:: EXERCISE AIM ::
The records must be retyped exactly, with no pictures included.

:: PROVIDED MATERIAL ::
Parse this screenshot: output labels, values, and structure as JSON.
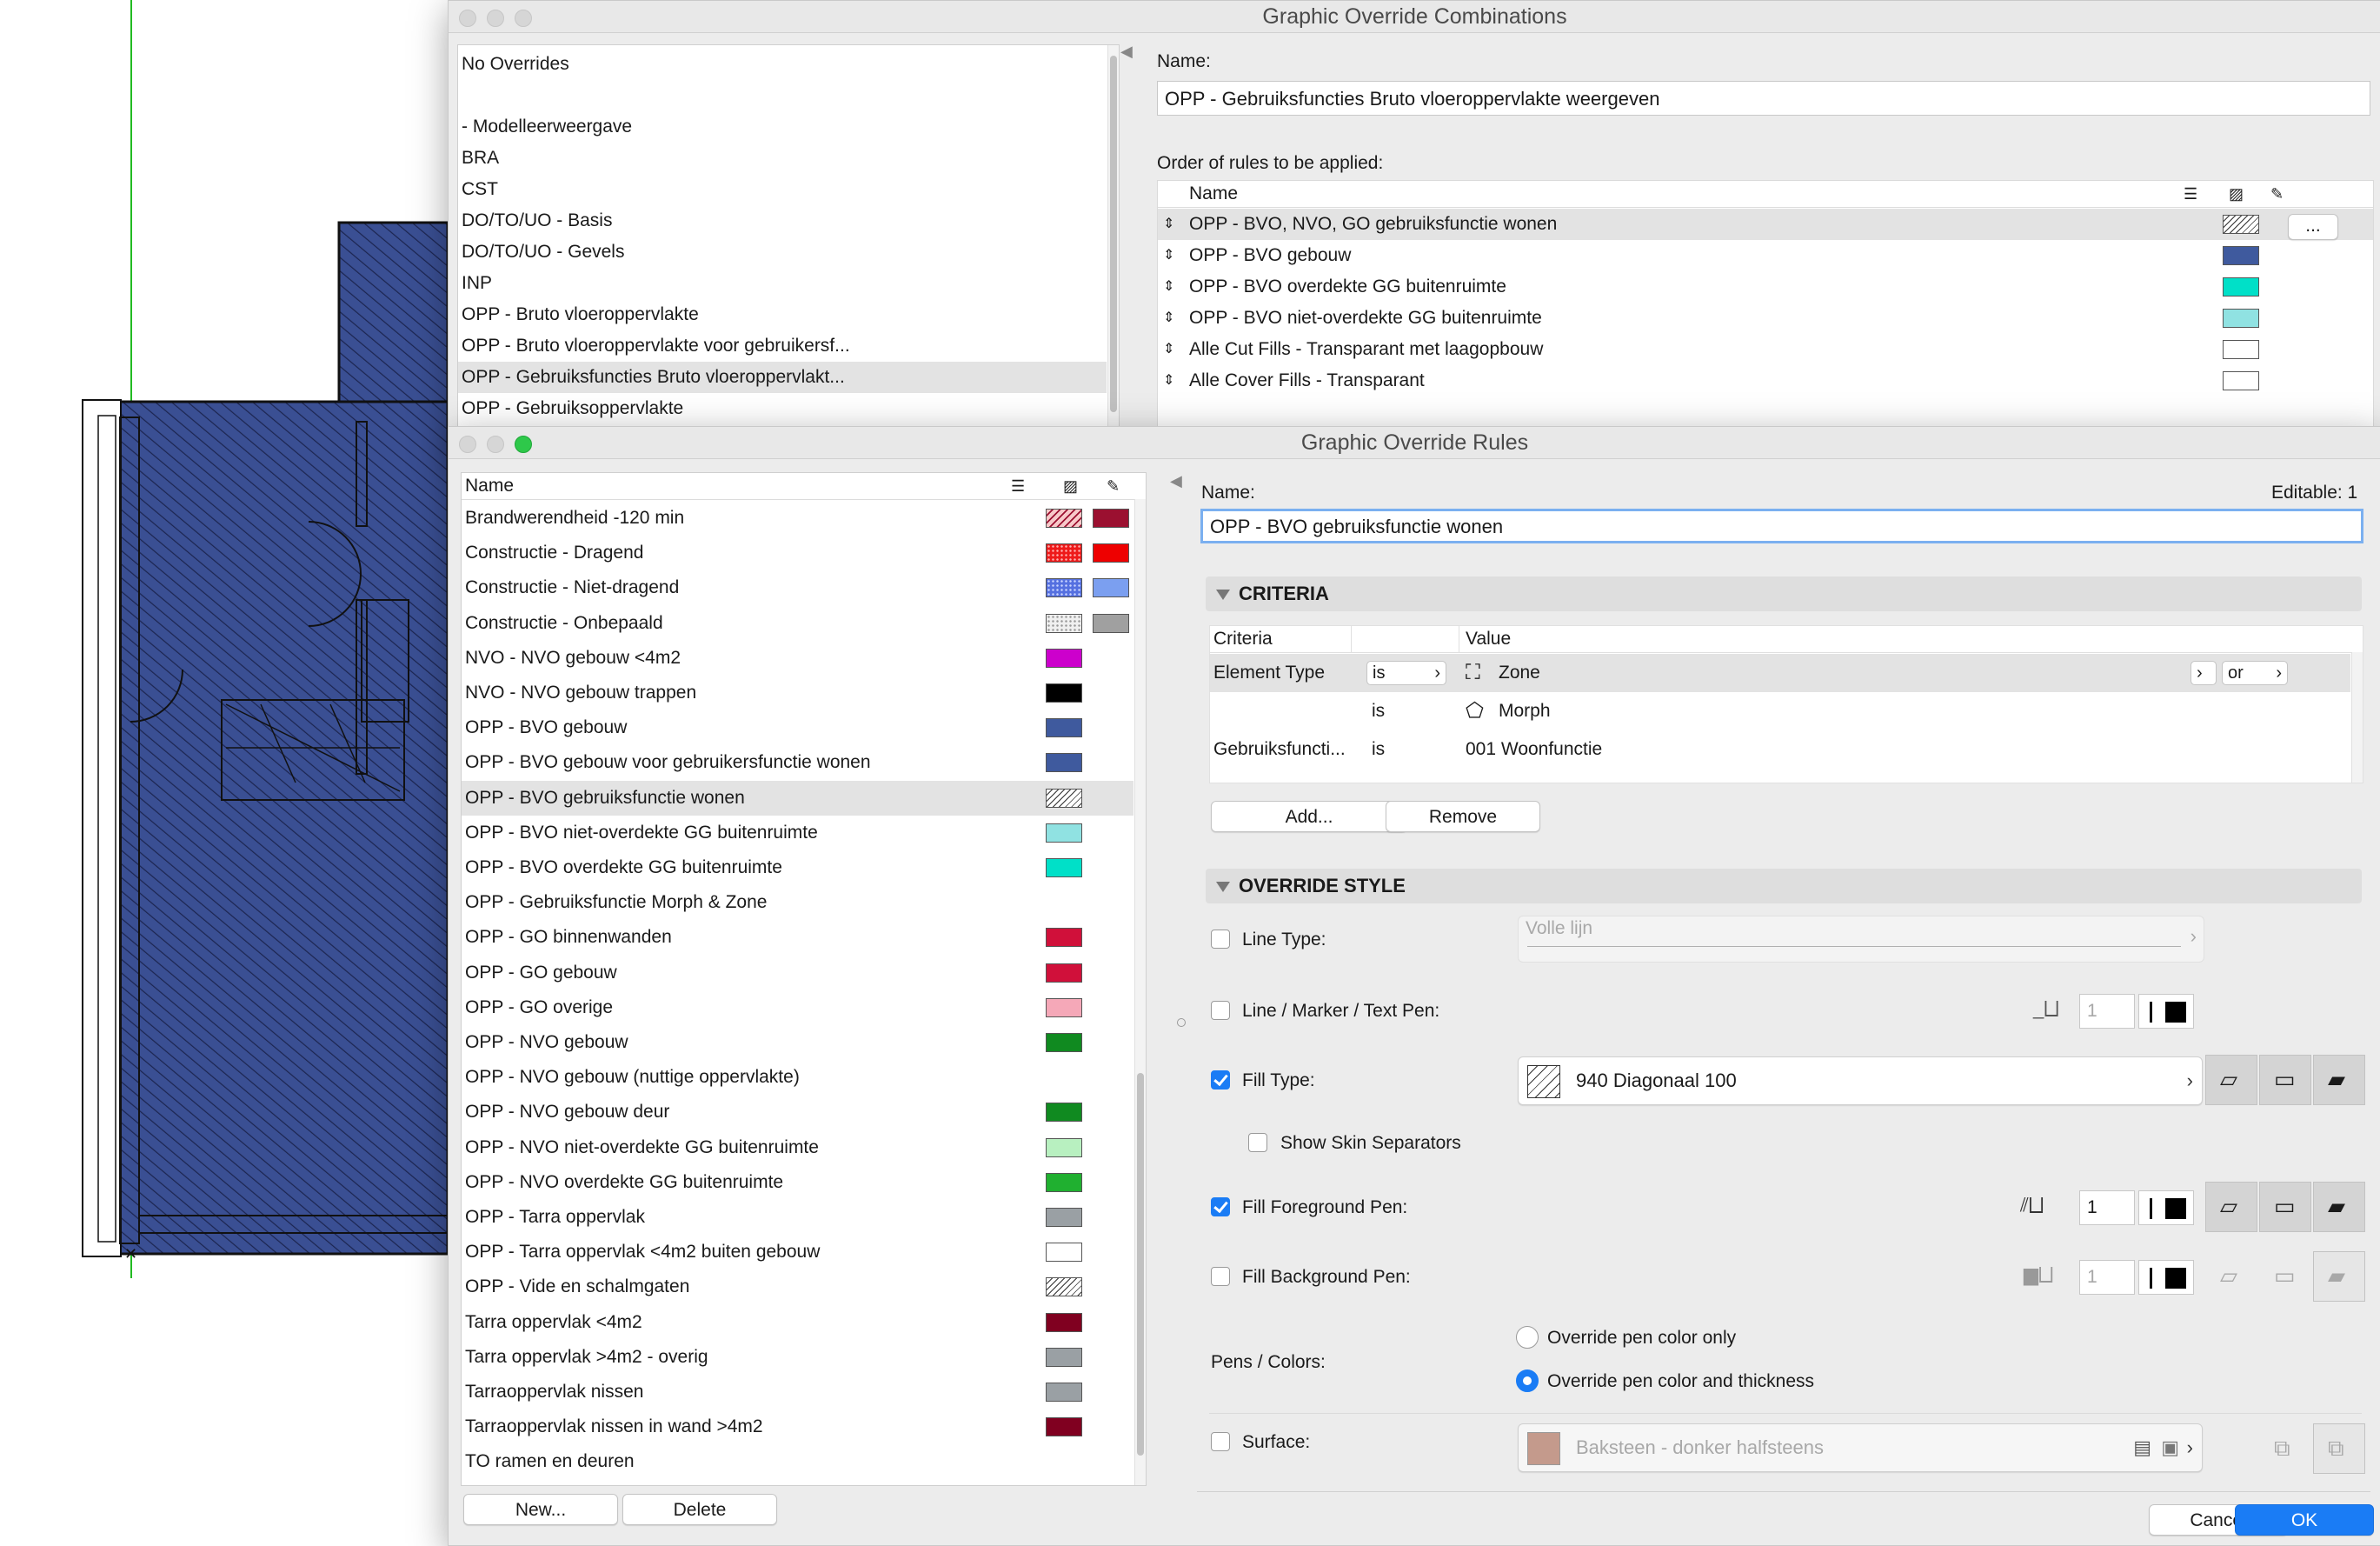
{
  "combos": {
    "title": "Graphic Override Combinations",
    "list": [
      "No Overrides",
      "",
      "- Modelleerweergave",
      "BRA",
      "CST",
      "DO/TO/UO - Basis",
      "DO/TO/UO - Gevels",
      "INP",
      "OPP - Bruto vloeroppervlakte",
      "OPP - Bruto vloeroppervlakte voor gebruikersf...",
      "OPP - Gebruiksfuncties Bruto vloeroppervlakt...",
      "OPP - Gebruiksoppervlakte"
    ],
    "selected_index": 10,
    "name_label": "Name:",
    "name_value": "OPP - Gebruiksfuncties Bruto vloeroppervlakte weergeven",
    "order_label": "Order of rules to be applied:",
    "order_header": "Name",
    "more_button": "...",
    "order_rows": [
      {
        "name": "OPP - BVO, NVO, GO gebruiksfunctie wonen",
        "swatch": "hatch"
      },
      {
        "name": "OPP - BVO gebouw",
        "swatch": "#3f5a9e"
      },
      {
        "name": "OPP - BVO overdekte GG buitenruimte",
        "swatch": "#00e0c8"
      },
      {
        "name": "OPP - BVO niet-overdekte GG buitenruimte",
        "swatch": "#90e2e2"
      },
      {
        "name": "Alle Cut Fills - Transparant met laagopbouw",
        "swatch": "#ffffff"
      },
      {
        "name": "Alle Cover Fills - Transparant",
        "swatch": "#ffffff"
      }
    ]
  },
  "rules": {
    "title": "Graphic Override Rules",
    "list_header": "Name",
    "new_button": "New...",
    "delete_button": "Delete",
    "selected_index": 8,
    "items": [
      {
        "name": "Brandwerendheid -120 min",
        "fill": "hatch-red",
        "pen": "#9b1030"
      },
      {
        "name": "Constructie - Dragend",
        "fill": "dots-red",
        "pen": "#ee0000"
      },
      {
        "name": "Constructie - Niet-dragend",
        "fill": "dots-blue",
        "pen": "#7b9ff0"
      },
      {
        "name": "Constructie - Onbepaald",
        "fill": "dots-grey",
        "pen": "#a0a0a0"
      },
      {
        "name": "NVO - NVO gebouw <4m2",
        "fill": "#cc00cc",
        "pen": ""
      },
      {
        "name": "NVO - NVO gebouw trappen",
        "fill": "#000000",
        "pen": ""
      },
      {
        "name": "OPP - BVO gebouw",
        "fill": "#3f5a9e",
        "pen": ""
      },
      {
        "name": "OPP - BVO gebouw voor gebruikersfunctie wonen",
        "fill": "#3f5a9e",
        "pen": ""
      },
      {
        "name": "OPP - BVO gebruiksfunctie wonen",
        "fill": "hatch",
        "pen": ""
      },
      {
        "name": "OPP - BVO niet-overdekte GG buitenruimte",
        "fill": "#90e2e2",
        "pen": ""
      },
      {
        "name": "OPP - BVO overdekte GG buitenruimte",
        "fill": "#00e0c8",
        "pen": ""
      },
      {
        "name": "OPP - Gebruiksfunctie Morph & Zone",
        "fill": "",
        "pen": ""
      },
      {
        "name": "OPP - GO binnenwanden",
        "fill": "#d0103a",
        "pen": ""
      },
      {
        "name": "OPP - GO gebouw",
        "fill": "#d0103a",
        "pen": ""
      },
      {
        "name": "OPP - GO overige",
        "fill": "#f5a8b8",
        "pen": ""
      },
      {
        "name": "OPP - NVO gebouw",
        "fill": "#108a20",
        "pen": ""
      },
      {
        "name": "OPP - NVO gebouw (nuttige oppervlakte)",
        "fill": "",
        "pen": ""
      },
      {
        "name": "OPP - NVO gebouw deur",
        "fill": "#108a20",
        "pen": ""
      },
      {
        "name": "OPP - NVO niet-overdekte GG buitenruimte",
        "fill": "#b8f0c0",
        "pen": ""
      },
      {
        "name": "OPP - NVO overdekte GG buitenruimte",
        "fill": "#20b030",
        "pen": ""
      },
      {
        "name": "OPP - Tarra oppervlak",
        "fill": "#9aa0a4",
        "pen": ""
      },
      {
        "name": "OPP - Tarra oppervlak <4m2 buiten gebouw",
        "fill": "#ffffff",
        "pen": ""
      },
      {
        "name": "OPP - Vide en schalmgaten",
        "fill": "hatch",
        "pen": ""
      },
      {
        "name": "Tarra oppervlak <4m2",
        "fill": "#800020",
        "pen": ""
      },
      {
        "name": "Tarra oppervlak >4m2 - overig",
        "fill": "#9aa0a4",
        "pen": ""
      },
      {
        "name": "Tarraoppervlak nissen",
        "fill": "#9aa0a4",
        "pen": ""
      },
      {
        "name": "Tarraoppervlak nissen in wand >4m2",
        "fill": "#800020",
        "pen": ""
      },
      {
        "name": "TO ramen en deuren",
        "fill": "",
        "pen": ""
      }
    ],
    "name_label": "Name:",
    "editable": "Editable: 1",
    "name_value": "OPP - BVO gebruiksfunctie wonen",
    "criteria_section": "CRITERIA",
    "criteria_header": [
      "Criteria",
      "Value"
    ],
    "criteria_rows": [
      {
        "criteria": "Element Type",
        "op": "is",
        "value": "Zone",
        "icon": "zone-icon",
        "logic": "or"
      },
      {
        "criteria": "",
        "op": "is",
        "value": "Morph",
        "icon": "morph-icon",
        "logic": ""
      },
      {
        "criteria": "Gebruiksfuncti...",
        "op": "is",
        "value": "001 Woonfunctie",
        "icon": "",
        "logic": ""
      }
    ],
    "add_button": "Add...",
    "remove_button": "Remove",
    "override_section": "OVERRIDE STYLE",
    "line_type": {
      "label": "Line Type:",
      "checked": false,
      "value": "Volle lijn"
    },
    "line_pen": {
      "label": "Line / Marker / Text Pen:",
      "checked": false,
      "value": "1"
    },
    "fill_type": {
      "label": "Fill Type:",
      "checked": true,
      "value": "940 Diagonaal 100"
    },
    "skin_sep": {
      "label": "Show Skin Separators",
      "checked": false
    },
    "fill_fg": {
      "label": "Fill Foreground Pen:",
      "checked": true,
      "value": "1"
    },
    "fill_bg": {
      "label": "Fill Background Pen:",
      "checked": false,
      "value": "1"
    },
    "pens_colors": {
      "label": "Pens / Colors:",
      "opt1": "Override pen color only",
      "opt2": "Override pen color and thickness",
      "selected": 2
    },
    "surface": {
      "label": "Surface:",
      "checked": false,
      "value": "Baksteen - donker halfsteens",
      "swatch": "#c49a8c"
    },
    "cancel_button": "Cancel",
    "ok_button": "OK"
  }
}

:: WRITTEN SOLUTION ::
Parse this screenshot: output labels, values, and structure as JSON.
{
  "combos": {
    "title": "Graphic Override Combinations",
    "list": [
      "No Overrides",
      "",
      "- Modelleerweergave",
      "BRA",
      "CST",
      "DO/TO/UO - Basis",
      "DO/TO/UO - Gevels",
      "INP",
      "OPP - Bruto vloeroppervlakte",
      "OPP - Bruto vloeroppervlakte voor gebruikersf...",
      "OPP - Gebruiksfuncties Bruto vloeroppervlakt...",
      "OPP - Gebruiksoppervlakte"
    ],
    "selected_index": 10,
    "name_label": "Name:",
    "name_value": "OPP - Gebruiksfuncties Bruto vloeroppervlakte weergeven",
    "order_label": "Order of rules to be applied:",
    "order_header": "Name",
    "more_button": "...",
    "order_rows": [
      {
        "name": "OPP - BVO, NVO, GO gebruiksfunctie wonen",
        "swatch": "hatch"
      },
      {
        "name": "OPP - BVO gebouw",
        "swatch": "#3f5a9e"
      },
      {
        "name": "OPP - BVO overdekte GG buitenruimte",
        "swatch": "#00e0c8"
      },
      {
        "name": "OPP - BVO niet-overdekte GG buitenruimte",
        "swatch": "#90e2e2"
      },
      {
        "name": "Alle Cut Fills - Transparant met laagopbouw",
        "swatch": "#ffffff"
      },
      {
        "name": "Alle Cover Fills - Transparant",
        "swatch": "#ffffff"
      }
    ]
  },
  "rules": {
    "title": "Graphic Override Rules",
    "list_header": "Name",
    "new_button": "New...",
    "delete_button": "Delete",
    "selected_index": 8,
    "items": [
      {
        "name": "Brandwerendheid -120 min",
        "fill": "hatch-red",
        "pen": "#9b1030"
      },
      {
        "name": "Constructie - Dragend",
        "fill": "dots-red",
        "pen": "#ee0000"
      },
      {
        "name": "Constructie - Niet-dragend",
        "fill": "dots-blue",
        "pen": "#7b9ff0"
      },
      {
        "name": "Constructie - Onbepaald",
        "fill": "dots-grey",
        "pen": "#a0a0a0"
      },
      {
        "name": "NVO - NVO gebouw <4m2",
        "fill": "#cc00cc",
        "pen": ""
      },
      {
        "name": "NVO - NVO gebouw trappen",
        "fill": "#000000",
        "pen": ""
      },
      {
        "name": "OPP - BVO gebouw",
        "fill": "#3f5a9e",
        "pen": ""
      },
      {
        "name": "OPP - BVO gebouw voor gebruikersfunctie wonen",
        "fill": "#3f5a9e",
        "pen": ""
      },
      {
        "name": "OPP - BVO gebruiksfunctie wonen",
        "fill": "hatch",
        "pen": ""
      },
      {
        "name": "OPP - BVO niet-overdekte GG buitenruimte",
        "fill": "#90e2e2",
        "pen": ""
      },
      {
        "name": "OPP - BVO overdekte GG buitenruimte",
        "fill": "#00e0c8",
        "pen": ""
      },
      {
        "name": "OPP - Gebruiksfunctie Morph & Zone",
        "fill": "",
        "pen": ""
      },
      {
        "name": "OPP - GO binnenwanden",
        "fill": "#d0103a",
        "pen": ""
      },
      {
        "name": "OPP - GO gebouw",
        "fill": "#d0103a",
        "pen": ""
      },
      {
        "name": "OPP - GO overige",
        "fill": "#f5a8b8",
        "pen": ""
      },
      {
        "name": "OPP - NVO gebouw",
        "fill": "#108a20",
        "pen": ""
      },
      {
        "name": "OPP - NVO gebouw (nuttige oppervlakte)",
        "fill": "",
        "pen": ""
      },
      {
        "name": "OPP - NVO gebouw deur",
        "fill": "#108a20",
        "pen": ""
      },
      {
        "name": "OPP - NVO niet-overdekte GG buitenruimte",
        "fill": "#b8f0c0",
        "pen": ""
      },
      {
        "name": "OPP - NVO overdekte GG buitenruimte",
        "fill": "#20b030",
        "pen": ""
      },
      {
        "name": "OPP - Tarra oppervlak",
        "fill": "#9aa0a4",
        "pen": ""
      },
      {
        "name": "OPP - Tarra oppervlak <4m2 buiten gebouw",
        "fill": "#ffffff",
        "pen": ""
      },
      {
        "name": "OPP - Vide en schalmgaten",
        "fill": "hatch",
        "pen": ""
      },
      {
        "name": "Tarra oppervlak <4m2",
        "fill": "#800020",
        "pen": ""
      },
      {
        "name": "Tarra oppervlak >4m2 - overig",
        "fill": "#9aa0a4",
        "pen": ""
      },
      {
        "name": "Tarraoppervlak nissen",
        "fill": "#9aa0a4",
        "pen": ""
      },
      {
        "name": "Tarraoppervlak nissen in wand >4m2",
        "fill": "#800020",
        "pen": ""
      },
      {
        "name": "TO ramen en deuren",
        "fill": "",
        "pen": ""
      }
    ],
    "name_label": "Name:",
    "editable": "Editable: 1",
    "name_value": "OPP - BVO gebruiksfunctie wonen",
    "criteria_section": "CRITERIA",
    "criteria_header": [
      "Criteria",
      "Value"
    ],
    "criteria_rows": [
      {
        "criteria": "Element Type",
        "op": "is",
        "value": "Zone",
        "icon": "zone-icon",
        "logic": "or"
      },
      {
        "criteria": "",
        "op": "is",
        "value": "Morph",
        "icon": "morph-icon",
        "logic": ""
      },
      {
        "criteria": "Gebruiksfuncti...",
        "op": "is",
        "value": "001 Woonfunctie",
        "icon": "",
        "logic": ""
      }
    ],
    "add_button": "Add...",
    "remove_button": "Remove",
    "override_section": "OVERRIDE STYLE",
    "line_type": {
      "label": "Line Type:",
      "checked": false,
      "value": "Volle lijn"
    },
    "line_pen": {
      "label": "Line / Marker / Text Pen:",
      "checked": false,
      "value": "1"
    },
    "fill_type": {
      "label": "Fill Type:",
      "checked": true,
      "value": "940 Diagonaal 100"
    },
    "skin_sep": {
      "label": "Show Skin Separators",
      "checked": false
    },
    "fill_fg": {
      "label": "Fill Foreground Pen:",
      "checked": true,
      "value": "1"
    },
    "fill_bg": {
      "label": "Fill Background Pen:",
      "checked": false,
      "value": "1"
    },
    "pens_colors": {
      "label": "Pens / Colors:",
      "opt1": "Override pen color only",
      "opt2": "Override pen color and thickness",
      "selected": 2
    },
    "surface": {
      "label": "Surface:",
      "checked": false,
      "value": "Baksteen - donker halfsteens",
      "swatch": "#c49a8c"
    },
    "cancel_button": "Cancel",
    "ok_button": "OK"
  }
}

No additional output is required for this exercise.